Wild Turkey in New Jersey
The Division's Turkey Restoration Project represents one of the greatest wildlife management success stories in the history of the state. By the mid-1800s, turkeys had disappeared in New Jersey due to habitat changes and killing for food. Division biologists, in cooperation with the NJ Chapter of the National Wild Turkey Federation, reintroduced wild turkeys in 1977 with the release of 22 birds. In 1979 biologists and technicians began to live-trap and re-locate birds to establish populations throughout the state. By 1981 the population was able to support a spring hunting season, and in December, 1997, a limited fall season was initiated.
There is now an abundance of wild turkeys throughout the state with turkeys found wherever there is suitable habitat. Even in South Jersey, where wild turkeys had been struggling just a few years ago, intensive restoration efforts have improved population numbers significantly. The population is estimated at 20,000 - 23,000 with an annual harvest of more than 3,000.

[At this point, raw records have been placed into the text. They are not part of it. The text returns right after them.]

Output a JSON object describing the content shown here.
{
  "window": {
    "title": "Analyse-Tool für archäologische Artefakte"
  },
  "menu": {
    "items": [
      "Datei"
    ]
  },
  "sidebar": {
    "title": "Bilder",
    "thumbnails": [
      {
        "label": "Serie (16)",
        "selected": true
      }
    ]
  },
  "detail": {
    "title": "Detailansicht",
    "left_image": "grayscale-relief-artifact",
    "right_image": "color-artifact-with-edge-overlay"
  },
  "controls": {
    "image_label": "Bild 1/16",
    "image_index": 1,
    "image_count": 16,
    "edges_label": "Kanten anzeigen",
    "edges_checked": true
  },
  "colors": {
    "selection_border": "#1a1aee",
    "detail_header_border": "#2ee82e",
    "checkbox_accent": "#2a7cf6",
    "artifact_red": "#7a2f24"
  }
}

Youth turkey hunters aged 10 to 16 with a permit can hunt in any hunting period in the zone that they draw a permit for during the spring season. Youth hunters aged 10 to less than 14 must be under the supervision of a licensed adult who is at least 21 years of age. The adult does not have to have a turkey permit, but they do have to have a regular license. This regulation applies until the youth takes a turkey. After taking a turkey, the youth is subject to the same hunting period and zone restrictions as an adult.